CU Finishers: 18. Abby Nichols, 20:35.8; 72. Elizabeth Constien, 21:18.5; 74; Madie Boreman, 21:19.2; 87. Micaela Degenero, 21:26.7; 96. Emily Covert, 21:29.0; 100. Camille Jackson, 21:29.0; 166. Rachel McArthur, 22:01.8.
Men's Team Standings—1. Northern Arizona 60; 2. Notre Dame 87; 3. Oklahoma State 142; 4. Arkansas 181; 5. Stanford 194; 6. Tulsa 237; 7. BYU 254; 8. Iowa State 265; 9. Southern Utah 270; 10. Iona 311; 11. Utah State 351; 12. Mississippi 373; 13. Butler 379; 14. Colorado 398; 15. Wake Forest 425; 16. Duke 462; 17. Michigan State 463; 18. Wisconsin 464; 19. Air Force 464; 20. Villanova, 468; 21. Portland 472; 22. 22. Georgetown 528; 23. NC State 547; 24. Furman 560; 25. Washington 568; 26. Indiana 572; 27. Gonzaga 594; 28. Charlotte 634; 29. Purdue 741; 30. Syracuse 761.
Men's Individual 10-Kilometer Leaders (237 finishers)—1. Connor Mantz, BYU, 29:26.1; 2. Adriaan Wildschutt, Florida State, 29:48.2; 3. Wesley Kiptoo, Iowa State, 29:54.9; 4. Nico Young, Northern Arizona, 29:58.3; 5. Patrick Dever, Tulsa, 30:00.0; 6. Blaise Ferro, Northern Arizona, 30:02.0; 7. Abdihamid Nur, Northern Arizona, 30:05.3; 8. Isai Rodriguez, Oklahoma State, 30:08.3; 9. Luis Grijalva, Northern Arizona, 30:10.2, 10. Danny Kilrea, Notre Dame, 30:11.5.

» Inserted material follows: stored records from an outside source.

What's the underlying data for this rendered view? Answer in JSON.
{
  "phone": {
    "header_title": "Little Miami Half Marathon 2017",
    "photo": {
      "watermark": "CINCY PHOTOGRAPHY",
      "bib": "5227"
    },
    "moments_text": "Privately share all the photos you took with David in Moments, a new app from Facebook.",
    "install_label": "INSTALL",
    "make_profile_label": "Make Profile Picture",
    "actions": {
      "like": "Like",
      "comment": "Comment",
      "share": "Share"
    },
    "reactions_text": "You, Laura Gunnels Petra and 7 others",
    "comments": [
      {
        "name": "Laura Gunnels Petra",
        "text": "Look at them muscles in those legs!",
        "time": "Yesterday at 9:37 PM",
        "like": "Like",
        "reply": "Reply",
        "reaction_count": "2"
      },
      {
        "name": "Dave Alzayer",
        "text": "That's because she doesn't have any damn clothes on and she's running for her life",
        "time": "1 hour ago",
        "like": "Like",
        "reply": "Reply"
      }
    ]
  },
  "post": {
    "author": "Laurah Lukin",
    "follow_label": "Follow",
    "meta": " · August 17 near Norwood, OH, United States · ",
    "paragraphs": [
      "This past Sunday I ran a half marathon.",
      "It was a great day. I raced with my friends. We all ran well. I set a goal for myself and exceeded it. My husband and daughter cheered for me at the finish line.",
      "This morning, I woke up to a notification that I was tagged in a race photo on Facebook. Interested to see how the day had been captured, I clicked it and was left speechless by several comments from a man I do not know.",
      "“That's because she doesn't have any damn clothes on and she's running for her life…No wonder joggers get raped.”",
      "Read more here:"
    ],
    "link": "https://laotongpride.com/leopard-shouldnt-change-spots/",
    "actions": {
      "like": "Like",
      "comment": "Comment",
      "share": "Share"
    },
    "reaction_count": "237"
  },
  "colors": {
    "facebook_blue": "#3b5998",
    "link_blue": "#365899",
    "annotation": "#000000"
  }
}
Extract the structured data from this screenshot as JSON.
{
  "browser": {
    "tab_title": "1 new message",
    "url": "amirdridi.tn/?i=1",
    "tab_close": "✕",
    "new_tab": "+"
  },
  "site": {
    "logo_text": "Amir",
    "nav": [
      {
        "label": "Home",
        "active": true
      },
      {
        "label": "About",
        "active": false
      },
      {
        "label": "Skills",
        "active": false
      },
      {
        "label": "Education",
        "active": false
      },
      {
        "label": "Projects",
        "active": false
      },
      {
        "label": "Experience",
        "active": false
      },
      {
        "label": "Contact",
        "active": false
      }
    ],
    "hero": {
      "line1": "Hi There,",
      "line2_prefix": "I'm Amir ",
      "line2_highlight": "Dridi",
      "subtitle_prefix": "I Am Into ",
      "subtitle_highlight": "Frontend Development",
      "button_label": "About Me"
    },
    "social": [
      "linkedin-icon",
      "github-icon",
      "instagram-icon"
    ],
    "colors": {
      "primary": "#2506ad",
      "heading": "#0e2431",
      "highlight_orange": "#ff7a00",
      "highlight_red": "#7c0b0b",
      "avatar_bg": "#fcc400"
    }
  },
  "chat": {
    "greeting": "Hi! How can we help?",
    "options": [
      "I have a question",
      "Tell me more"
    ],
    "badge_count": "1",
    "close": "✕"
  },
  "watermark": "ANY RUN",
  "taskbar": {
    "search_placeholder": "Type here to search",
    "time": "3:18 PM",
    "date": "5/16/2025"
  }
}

CU Finishers: 59. Alec Hornecker, 31:05.6; 87. Austin Vancil, 31:24.4; 95. Ethan Powell, 31:30.3; 107. Eduardo Herrera, 31:35.4; 117. Paxton Smith, 31:39.8; 183. Jace Aschbrenner, 32:36.7; 195. Hunter Appleton, 32:44.4.